Don Pierce

Don was raised in upstate
New York.

He was exploring the possibility of a new life in California when the military called.

So he volunteered with the Army Air Corps and went to aerial gunnery school in Kingman, Arizona.

He learned aircraft recognition... to tell the good guys from the enemy.
automatic weapon care, maintenance, and operation
Sophisticated trajectory training taught him the principles of hitting a moving target from a moving target
He learned about operating turret guns and how to sight and harmonize pairs of guns.

And he practiced.

Don was assigned to the 389th Bomb Group, 564th Bomb Squadron
and soon found himself at the
waist gun
position in Ole Irish.

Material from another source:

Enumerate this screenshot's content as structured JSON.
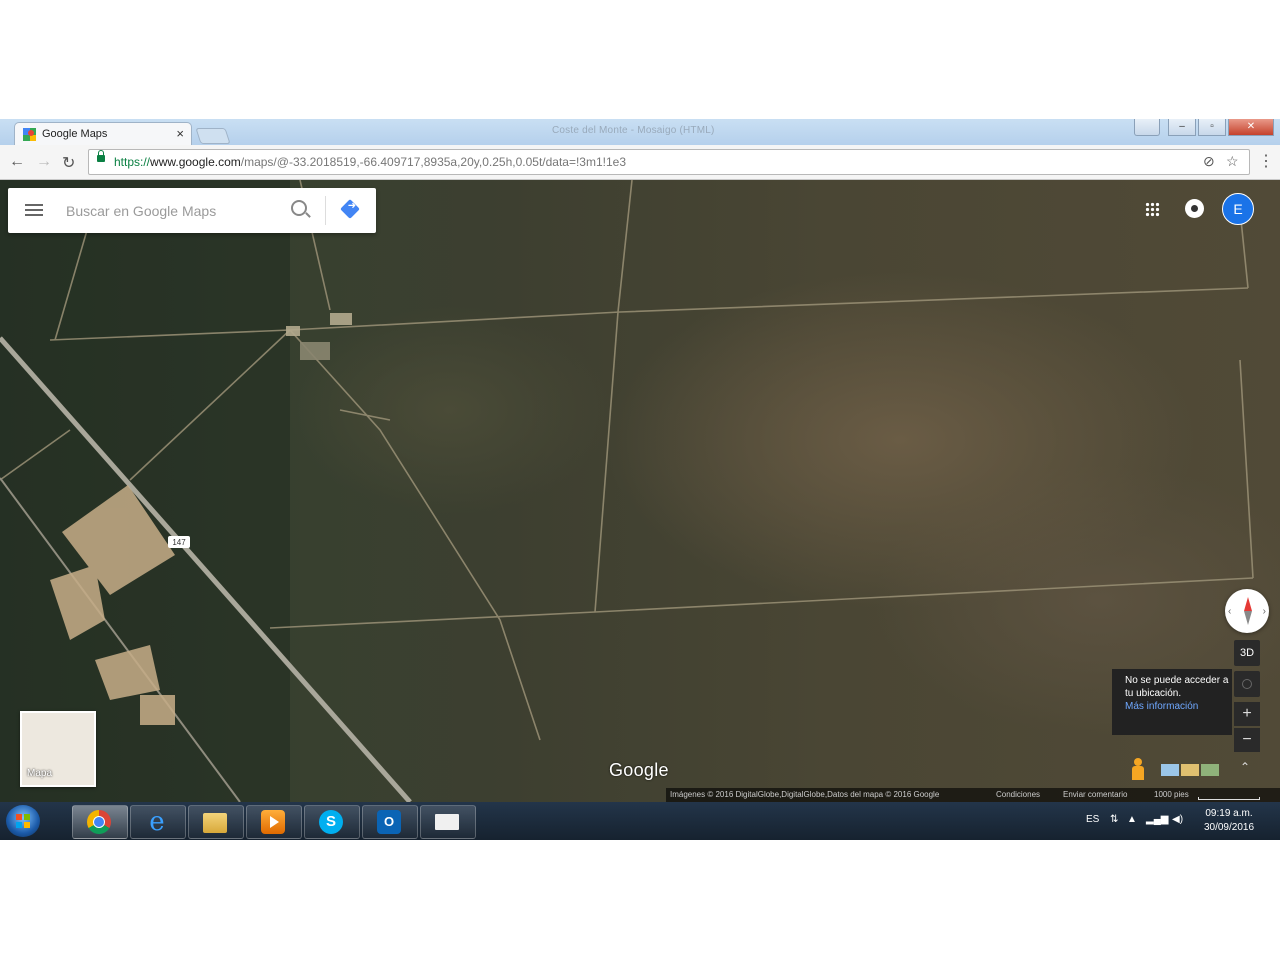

Don Pierce's A2 jacket
The bomb on its side represents the famous Ploesti mission

18 - November - 1943

On the raid to Norway we took off on a very cloudy day. When we got above the clouds we were all alone and started for Norway. Somewhere along the way we met up with 2 other B-24s. We joined them and had to fly on the left wing of the lead ship. Later another plane appeared so McLaughlin moved off the left wing and crossed over to the right side of the formation and the new plane took over our spot. This move saved our lives.

As we neared Norway we came out of the cloud cover and could see the ocean and Norway up ahead. We were then attacked head on by 2 FW-190s. They flew past our formation and immediately turned and came in on our tails. They concentrated on the plane on the left wing of the leader. We were all firing at them and one started smoking as they veered off to the left and down.

The plane they had hit was in bad shape - no signs of life in the back. The bomb bay doors came open, the plane then rolled over on it's back and dove straight down into the ocean. One parachute opened as it went down.

McLaughlin moved back to the left wing position and we proceeded to our target and dropped the bombs. As we were leaving the area the rest of the groups appeared but we continued to head for home. After that the JU-88 came after us. He fired his rockets and made three passes at our 3 plane formation. Everyone was firing at him. McLaughlin was yelling at Chester in the top turret to "get him! " but he turned away parallel to us, waggled his wings and left. We flew on back to Hethel.

The time our hydraulic system was shot out was also an exciting day. We had bombed somewhere and were returning over France. We had strayed off course so that we were over what evidently was a heavily defended area. The flak became quite heavy and Old Irish took some hits. When we got to Hethel our hydraulic system was out - no landing gear, no flaps. The emergency pump for the flaps alongside Lt. Slessor did not work Kelly, Simmons, Moore and I cranked down the main gear (26 turns on the crank as the directions specified), and the wheels were down. Kelly and I went into the nose where he used a screwdriver to raise the locking latch while I pushed the nose wheel out. There was no brake pressure other than what was in the accumulator, so McLaughlin had to apply the brakes and hold the pedal down. He put on the brakes, held them, and we stopped at the very end of the runway.

McLaughlin and Kelly were 1 mission ahead of the rest of the crew so we asked Lt. Slessor to fly us on our 25th and he was willing. However Major (Fearless Fosdick) Caldwell decided he would do it. We went to France carrying delayed action bombs, but couldn't drop because of cloud cover. We couldn't bomb in occupied territory unless you could see the target. We started back to England and because we couldn't bring back the bombs Major Caldwell said he'd drop the bombs in the ocean and circle around so we could shoot at the explosions. Of course there were none that we could see. The next day Ole Irish had a mechanical problem which saved our lives again. Major Caldwell took another crew and got them all killed over around Paris.

Lt. Slessor then flew us on the next mission (Braunschweig, Germany) and we all had our 25 missions in (except for Lt. Sullivan who had missed 1 or 2 due to illness).

For more on Don Pierce, read about Ole Irish.

in this site
Ralph Lipper B-24 Liberator Don Pierce
Flying 8-balls Mighty 8th AF Sky Scorpions
random photos-a the air crews 389th BG aircraft
random photos-b Ploesti, Romania Ole Irish
lifestyle hazards Aviator's diary waist gunner
sources / books / links U.S. before the war 389th BG stories
this site home page contact 389th BG web site